--- Work to complete ---
The number of lines below holding the string "bonbons" is the only answer wanted.

--- Data extracted from a collection ---
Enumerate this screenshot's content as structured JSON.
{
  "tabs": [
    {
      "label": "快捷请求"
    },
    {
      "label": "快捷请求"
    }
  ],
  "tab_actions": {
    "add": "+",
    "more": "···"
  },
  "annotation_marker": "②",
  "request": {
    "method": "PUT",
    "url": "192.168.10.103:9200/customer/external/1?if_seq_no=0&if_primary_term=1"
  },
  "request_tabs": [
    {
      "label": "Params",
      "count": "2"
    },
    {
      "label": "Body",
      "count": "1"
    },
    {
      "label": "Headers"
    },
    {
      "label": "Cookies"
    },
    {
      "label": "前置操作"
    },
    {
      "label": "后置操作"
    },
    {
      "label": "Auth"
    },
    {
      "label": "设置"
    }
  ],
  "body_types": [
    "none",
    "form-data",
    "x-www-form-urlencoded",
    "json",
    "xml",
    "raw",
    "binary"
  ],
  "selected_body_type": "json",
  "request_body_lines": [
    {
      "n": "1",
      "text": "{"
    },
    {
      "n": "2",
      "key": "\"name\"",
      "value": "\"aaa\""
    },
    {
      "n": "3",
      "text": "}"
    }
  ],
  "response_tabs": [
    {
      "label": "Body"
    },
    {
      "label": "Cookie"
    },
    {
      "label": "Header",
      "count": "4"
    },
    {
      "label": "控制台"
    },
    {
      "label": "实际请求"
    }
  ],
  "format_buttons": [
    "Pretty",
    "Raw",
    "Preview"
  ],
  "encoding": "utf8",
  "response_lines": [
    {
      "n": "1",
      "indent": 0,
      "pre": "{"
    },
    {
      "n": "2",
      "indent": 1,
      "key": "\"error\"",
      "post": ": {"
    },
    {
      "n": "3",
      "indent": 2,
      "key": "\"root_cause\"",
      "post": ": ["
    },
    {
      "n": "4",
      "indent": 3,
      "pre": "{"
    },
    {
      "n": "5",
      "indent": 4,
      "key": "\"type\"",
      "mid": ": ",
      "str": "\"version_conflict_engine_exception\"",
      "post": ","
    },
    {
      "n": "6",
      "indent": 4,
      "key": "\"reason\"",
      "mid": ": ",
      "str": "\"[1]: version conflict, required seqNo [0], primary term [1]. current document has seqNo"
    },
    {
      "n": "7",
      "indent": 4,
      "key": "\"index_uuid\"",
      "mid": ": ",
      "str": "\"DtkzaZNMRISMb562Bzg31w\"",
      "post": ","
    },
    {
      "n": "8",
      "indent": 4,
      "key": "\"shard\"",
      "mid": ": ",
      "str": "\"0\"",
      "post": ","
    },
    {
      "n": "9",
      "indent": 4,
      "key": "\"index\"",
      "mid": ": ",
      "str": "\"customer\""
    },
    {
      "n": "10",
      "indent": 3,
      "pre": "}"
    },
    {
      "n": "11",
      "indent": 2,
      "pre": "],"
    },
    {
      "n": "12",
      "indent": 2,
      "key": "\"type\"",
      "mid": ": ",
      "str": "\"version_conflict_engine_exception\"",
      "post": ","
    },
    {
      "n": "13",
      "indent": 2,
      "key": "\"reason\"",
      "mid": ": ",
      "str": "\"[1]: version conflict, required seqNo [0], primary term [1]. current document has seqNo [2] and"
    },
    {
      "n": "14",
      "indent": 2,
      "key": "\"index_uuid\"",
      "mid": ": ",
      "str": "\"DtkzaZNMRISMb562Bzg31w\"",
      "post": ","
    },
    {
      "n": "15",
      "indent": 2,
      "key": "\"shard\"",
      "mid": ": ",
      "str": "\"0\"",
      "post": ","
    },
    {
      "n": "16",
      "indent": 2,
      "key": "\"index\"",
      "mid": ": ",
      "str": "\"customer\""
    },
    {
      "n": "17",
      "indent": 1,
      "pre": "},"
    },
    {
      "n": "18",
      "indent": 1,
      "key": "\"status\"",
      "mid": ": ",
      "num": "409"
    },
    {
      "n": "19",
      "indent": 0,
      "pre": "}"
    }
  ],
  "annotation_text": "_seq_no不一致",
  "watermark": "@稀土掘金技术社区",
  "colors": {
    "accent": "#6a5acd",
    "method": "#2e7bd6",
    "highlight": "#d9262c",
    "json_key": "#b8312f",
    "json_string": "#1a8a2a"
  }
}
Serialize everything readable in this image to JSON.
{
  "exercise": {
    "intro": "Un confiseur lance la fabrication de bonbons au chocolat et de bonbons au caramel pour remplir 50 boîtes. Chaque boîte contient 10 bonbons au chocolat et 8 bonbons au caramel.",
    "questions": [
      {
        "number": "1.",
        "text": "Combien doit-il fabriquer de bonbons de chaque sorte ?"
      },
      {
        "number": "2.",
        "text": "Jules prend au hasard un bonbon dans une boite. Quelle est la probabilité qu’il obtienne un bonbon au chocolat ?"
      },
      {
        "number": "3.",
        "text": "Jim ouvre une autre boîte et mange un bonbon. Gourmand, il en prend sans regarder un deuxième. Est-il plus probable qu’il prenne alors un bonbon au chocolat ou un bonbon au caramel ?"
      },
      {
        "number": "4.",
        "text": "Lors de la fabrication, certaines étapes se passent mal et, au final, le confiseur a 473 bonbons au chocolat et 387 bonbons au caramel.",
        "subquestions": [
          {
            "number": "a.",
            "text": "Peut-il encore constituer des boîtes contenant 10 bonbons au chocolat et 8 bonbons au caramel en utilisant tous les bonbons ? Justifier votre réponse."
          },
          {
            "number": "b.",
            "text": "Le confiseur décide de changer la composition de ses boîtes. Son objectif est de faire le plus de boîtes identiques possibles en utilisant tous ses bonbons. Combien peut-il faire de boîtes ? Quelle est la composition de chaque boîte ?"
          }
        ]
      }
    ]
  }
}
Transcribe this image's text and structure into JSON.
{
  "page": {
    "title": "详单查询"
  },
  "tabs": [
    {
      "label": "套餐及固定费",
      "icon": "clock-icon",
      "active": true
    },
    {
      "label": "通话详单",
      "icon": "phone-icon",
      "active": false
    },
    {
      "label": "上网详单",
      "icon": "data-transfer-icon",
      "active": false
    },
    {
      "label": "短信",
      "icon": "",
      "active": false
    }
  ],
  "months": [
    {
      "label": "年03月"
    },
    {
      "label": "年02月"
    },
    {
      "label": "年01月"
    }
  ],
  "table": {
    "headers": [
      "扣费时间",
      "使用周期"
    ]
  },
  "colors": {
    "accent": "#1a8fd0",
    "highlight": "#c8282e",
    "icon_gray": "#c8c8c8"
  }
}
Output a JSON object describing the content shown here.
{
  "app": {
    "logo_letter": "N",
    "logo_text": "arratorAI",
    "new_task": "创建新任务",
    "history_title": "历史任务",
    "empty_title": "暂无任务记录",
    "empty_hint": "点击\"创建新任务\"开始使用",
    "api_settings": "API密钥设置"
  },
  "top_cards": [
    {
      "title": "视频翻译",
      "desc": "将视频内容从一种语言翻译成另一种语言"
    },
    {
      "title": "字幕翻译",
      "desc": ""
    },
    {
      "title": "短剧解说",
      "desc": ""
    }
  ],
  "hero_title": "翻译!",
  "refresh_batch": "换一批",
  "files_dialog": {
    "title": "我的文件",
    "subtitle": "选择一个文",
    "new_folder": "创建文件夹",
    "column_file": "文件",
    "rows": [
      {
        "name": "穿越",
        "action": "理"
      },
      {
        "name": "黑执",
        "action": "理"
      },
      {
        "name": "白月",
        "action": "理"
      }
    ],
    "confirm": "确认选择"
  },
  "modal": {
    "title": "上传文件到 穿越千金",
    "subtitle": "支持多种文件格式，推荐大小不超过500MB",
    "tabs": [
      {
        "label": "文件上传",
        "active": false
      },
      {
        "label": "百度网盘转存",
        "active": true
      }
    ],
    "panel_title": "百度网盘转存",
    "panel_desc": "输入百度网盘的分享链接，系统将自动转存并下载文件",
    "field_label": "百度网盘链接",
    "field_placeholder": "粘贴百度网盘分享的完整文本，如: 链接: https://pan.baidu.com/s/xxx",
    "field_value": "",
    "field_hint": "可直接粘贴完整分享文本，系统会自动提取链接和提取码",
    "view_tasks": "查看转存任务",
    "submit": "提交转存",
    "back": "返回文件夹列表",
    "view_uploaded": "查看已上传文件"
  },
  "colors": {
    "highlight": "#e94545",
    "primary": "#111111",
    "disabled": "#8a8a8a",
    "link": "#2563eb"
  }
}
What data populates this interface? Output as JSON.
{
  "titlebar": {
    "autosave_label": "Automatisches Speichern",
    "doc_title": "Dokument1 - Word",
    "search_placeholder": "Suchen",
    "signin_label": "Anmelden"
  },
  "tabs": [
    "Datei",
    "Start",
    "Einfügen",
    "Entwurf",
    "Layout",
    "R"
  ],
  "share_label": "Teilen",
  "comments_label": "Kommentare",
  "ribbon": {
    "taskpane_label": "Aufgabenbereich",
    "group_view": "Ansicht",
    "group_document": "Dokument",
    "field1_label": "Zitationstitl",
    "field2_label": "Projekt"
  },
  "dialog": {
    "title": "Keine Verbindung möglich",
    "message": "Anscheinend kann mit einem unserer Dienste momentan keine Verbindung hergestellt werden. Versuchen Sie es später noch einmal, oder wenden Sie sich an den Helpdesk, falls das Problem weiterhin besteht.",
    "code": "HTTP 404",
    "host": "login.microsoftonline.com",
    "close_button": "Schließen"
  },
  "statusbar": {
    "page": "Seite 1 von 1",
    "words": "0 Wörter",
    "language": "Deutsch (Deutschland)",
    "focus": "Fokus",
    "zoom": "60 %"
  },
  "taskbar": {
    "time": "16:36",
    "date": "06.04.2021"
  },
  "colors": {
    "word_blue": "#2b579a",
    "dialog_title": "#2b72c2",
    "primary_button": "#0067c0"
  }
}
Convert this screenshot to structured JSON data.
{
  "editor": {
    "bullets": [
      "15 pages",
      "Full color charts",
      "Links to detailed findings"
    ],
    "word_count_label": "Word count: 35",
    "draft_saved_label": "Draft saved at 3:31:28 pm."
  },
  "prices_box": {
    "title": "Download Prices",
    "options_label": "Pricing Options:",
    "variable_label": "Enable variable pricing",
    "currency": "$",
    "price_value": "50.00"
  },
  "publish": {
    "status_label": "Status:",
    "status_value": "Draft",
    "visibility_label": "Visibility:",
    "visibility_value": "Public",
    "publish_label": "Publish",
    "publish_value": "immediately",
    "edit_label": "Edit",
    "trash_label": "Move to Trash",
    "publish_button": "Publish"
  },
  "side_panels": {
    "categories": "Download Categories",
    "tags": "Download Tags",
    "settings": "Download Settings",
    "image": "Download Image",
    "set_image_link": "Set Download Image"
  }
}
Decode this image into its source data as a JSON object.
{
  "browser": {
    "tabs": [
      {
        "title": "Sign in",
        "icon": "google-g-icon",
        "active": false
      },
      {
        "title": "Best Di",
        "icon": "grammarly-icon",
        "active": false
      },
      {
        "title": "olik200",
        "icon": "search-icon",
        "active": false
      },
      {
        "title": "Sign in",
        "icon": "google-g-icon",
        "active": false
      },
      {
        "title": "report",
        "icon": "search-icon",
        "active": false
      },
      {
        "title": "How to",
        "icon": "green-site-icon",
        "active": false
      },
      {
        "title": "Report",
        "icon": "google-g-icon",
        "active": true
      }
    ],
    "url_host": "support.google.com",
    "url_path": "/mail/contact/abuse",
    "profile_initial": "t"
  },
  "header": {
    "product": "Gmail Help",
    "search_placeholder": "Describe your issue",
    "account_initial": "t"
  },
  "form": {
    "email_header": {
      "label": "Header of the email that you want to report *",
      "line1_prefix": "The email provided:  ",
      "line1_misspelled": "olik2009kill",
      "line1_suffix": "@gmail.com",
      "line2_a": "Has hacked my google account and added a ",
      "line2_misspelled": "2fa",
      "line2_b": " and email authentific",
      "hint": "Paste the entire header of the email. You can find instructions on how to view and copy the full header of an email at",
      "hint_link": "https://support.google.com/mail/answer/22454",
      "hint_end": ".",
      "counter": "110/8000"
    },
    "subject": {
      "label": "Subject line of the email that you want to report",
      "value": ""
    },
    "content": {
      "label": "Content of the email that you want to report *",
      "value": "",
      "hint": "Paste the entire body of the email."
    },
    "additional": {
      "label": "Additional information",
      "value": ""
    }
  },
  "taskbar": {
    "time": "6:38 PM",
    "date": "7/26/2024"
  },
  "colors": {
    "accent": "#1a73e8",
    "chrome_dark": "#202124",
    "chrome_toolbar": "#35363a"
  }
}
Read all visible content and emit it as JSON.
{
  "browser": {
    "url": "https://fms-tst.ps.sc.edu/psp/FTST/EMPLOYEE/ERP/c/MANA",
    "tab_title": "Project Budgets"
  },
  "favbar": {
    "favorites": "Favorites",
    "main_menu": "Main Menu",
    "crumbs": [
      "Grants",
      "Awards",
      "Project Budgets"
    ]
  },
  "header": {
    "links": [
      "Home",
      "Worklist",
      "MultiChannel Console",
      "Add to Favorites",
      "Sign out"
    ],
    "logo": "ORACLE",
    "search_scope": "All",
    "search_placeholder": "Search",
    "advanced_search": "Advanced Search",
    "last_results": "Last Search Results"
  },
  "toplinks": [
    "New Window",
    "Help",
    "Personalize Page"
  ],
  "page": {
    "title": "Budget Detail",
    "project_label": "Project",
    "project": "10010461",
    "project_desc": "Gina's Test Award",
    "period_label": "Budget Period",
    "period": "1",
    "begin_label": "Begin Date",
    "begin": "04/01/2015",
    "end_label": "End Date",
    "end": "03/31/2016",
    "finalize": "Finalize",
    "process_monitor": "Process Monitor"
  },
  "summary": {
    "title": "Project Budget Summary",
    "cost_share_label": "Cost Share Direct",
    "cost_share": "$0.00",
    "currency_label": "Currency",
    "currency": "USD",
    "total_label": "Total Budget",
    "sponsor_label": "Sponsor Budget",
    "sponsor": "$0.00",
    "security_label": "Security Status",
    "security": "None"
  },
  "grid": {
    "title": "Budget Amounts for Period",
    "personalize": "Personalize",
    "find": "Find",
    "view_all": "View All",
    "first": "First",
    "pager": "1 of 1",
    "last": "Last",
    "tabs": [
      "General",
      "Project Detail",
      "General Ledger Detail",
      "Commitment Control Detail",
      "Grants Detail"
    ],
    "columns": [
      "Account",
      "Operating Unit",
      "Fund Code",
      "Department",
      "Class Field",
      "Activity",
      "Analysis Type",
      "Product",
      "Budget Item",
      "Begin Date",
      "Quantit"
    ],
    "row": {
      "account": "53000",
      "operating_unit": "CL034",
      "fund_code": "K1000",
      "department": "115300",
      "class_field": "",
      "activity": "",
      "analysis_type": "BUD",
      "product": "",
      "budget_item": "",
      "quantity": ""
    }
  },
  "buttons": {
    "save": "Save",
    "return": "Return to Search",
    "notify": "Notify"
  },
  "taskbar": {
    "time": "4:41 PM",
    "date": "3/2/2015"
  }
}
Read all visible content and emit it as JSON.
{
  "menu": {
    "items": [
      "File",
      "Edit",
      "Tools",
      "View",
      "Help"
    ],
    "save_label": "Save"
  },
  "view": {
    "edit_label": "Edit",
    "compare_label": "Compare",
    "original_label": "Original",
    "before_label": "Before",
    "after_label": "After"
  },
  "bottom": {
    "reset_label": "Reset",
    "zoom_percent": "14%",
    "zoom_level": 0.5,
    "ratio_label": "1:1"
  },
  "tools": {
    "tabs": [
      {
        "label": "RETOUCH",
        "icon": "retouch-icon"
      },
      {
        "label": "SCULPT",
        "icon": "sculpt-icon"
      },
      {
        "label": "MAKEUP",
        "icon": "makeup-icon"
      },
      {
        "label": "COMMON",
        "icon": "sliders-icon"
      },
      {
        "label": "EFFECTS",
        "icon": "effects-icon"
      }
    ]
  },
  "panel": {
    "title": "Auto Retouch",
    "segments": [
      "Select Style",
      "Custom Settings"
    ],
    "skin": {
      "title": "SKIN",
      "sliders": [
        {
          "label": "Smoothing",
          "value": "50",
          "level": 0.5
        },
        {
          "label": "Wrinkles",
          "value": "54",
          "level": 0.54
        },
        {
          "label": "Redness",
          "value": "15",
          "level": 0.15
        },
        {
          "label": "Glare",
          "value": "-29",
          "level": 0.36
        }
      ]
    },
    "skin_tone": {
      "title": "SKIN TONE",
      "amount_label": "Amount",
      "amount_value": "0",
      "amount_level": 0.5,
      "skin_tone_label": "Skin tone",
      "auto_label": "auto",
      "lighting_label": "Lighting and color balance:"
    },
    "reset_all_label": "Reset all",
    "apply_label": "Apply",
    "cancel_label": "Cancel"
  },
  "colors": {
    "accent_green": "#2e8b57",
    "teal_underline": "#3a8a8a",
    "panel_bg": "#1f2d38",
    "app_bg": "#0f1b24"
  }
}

--- Response for this exercise ---
5